Dave Josephsen, Librato - 5 Lines I couldn’t draw
Making cofnitive leap to use monitoring tools to recognise system behaviour independent of alerting. misapprehension about what monitoring was and whom it was for.
Monitoring is not for alerting. Nobody owns moitoring. ‘Tape measure that I share with every engineer I work with’. Ops owns monitoring vs everyone owns monitoring. Monitoring is for asking questions.
Complexity isolates. Effective monitoring gives you the things that allow you to ‘Cynefin’ - make things more familiar and knowable. Reduce complexity rather than embracing it. Monitoring can build bridges to help people understand things across boundaries.
Effective monitoring can bring about cultural change, how people interact between each other.
Repeated point 4
Jessie Frazelle, Google - Everything is broken
Talked about problems with Software Engineering and Operations
Demonstrated how they monitored community and external maintainer PR statistics for Docker project.
James Fryman, Auth0 - Metrics are for Chumps - Understanding and overcoming the roadblocks to implementing instrumentation
Story of implementation of instrumentation at Auth0
Wanted data driven conversations. Metrics implementation happened in past, was ripped out because not well understood, thought to cause latency. Created adversions.

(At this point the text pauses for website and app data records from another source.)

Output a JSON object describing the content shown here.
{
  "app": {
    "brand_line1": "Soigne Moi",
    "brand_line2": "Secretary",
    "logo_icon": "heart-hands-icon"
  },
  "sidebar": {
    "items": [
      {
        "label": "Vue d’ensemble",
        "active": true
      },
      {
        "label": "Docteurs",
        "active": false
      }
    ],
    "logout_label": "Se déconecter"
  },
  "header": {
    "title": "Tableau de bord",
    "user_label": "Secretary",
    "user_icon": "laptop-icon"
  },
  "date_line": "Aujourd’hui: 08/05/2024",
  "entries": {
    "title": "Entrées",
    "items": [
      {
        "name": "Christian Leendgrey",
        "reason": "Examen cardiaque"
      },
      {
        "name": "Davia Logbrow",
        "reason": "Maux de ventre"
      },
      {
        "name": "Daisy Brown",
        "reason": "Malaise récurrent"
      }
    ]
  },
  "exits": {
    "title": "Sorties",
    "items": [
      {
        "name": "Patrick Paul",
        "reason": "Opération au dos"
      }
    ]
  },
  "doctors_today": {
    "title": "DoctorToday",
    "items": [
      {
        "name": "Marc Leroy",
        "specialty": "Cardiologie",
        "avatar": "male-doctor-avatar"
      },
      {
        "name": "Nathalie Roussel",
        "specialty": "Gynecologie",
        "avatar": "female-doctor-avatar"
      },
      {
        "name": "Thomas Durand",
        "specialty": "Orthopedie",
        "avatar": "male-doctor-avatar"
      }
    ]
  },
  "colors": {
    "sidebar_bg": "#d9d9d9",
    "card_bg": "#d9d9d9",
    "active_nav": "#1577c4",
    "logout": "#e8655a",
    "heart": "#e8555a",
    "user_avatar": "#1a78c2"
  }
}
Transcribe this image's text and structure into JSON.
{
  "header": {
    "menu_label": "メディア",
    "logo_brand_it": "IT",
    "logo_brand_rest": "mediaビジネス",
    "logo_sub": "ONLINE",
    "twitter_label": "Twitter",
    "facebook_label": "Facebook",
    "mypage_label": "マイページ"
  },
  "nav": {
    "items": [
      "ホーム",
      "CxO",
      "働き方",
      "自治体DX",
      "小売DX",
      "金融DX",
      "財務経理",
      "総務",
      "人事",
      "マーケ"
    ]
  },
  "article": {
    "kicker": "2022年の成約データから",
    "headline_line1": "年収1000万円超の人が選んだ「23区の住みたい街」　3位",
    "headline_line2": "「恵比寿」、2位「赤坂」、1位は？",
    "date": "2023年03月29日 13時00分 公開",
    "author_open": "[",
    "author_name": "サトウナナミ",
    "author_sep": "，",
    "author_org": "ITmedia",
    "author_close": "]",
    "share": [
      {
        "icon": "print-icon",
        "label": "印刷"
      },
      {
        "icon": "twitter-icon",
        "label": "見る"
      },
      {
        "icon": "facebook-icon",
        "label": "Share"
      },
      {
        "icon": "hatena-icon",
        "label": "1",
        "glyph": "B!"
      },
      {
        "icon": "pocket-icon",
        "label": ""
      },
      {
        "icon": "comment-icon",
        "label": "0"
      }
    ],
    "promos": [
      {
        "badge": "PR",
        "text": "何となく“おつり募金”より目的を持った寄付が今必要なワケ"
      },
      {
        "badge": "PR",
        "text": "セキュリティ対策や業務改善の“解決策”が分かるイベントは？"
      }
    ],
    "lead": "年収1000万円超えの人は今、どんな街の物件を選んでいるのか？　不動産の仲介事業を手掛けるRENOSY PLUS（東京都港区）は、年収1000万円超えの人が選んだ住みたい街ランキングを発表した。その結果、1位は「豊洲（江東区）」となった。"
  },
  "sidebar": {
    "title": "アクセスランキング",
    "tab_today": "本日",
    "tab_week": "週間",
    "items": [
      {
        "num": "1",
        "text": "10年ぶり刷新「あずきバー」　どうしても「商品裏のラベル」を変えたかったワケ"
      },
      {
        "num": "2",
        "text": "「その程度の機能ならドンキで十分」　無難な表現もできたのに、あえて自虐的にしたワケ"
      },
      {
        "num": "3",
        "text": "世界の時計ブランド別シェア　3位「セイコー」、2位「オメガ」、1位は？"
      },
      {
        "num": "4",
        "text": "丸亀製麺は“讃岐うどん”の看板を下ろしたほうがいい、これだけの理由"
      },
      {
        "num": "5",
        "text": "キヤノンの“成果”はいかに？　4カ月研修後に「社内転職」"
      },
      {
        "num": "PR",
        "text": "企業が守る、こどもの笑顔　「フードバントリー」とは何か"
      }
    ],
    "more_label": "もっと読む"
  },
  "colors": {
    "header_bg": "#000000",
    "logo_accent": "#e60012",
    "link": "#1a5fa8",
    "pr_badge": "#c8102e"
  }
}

Make the chase. Get buy-in.
To have good decent conversations with someone you need to have metrics.
- Not the most important feature - but it is!
- Cannot start until we understand the data retention requirements - premature optimisations
- We don’t run a SaaS - need to understand what your software is doing regardless
Make decisions based on knowledge, not intuition or luck.
Be opportunistic - success is 90% planning, 10% timing and luck. Find opportunites to accellerate efforts.
Needed to get something going fast - went for full service SaaS Datadog, but with common interfaces and shims to allow moving things in house later. Don’t delay, jump in and iterate.
Keep in sync with developers - change is difficult and there will be resistance, pay attention to feedback. Need to support interpretation of data.
Build out data flows, find potention choke points in system, take a baseline measurement, check systems in isolation
Fix and Repair bottlenecks. Solved 3 major bottlenecks, went from 500 to 10k RPS.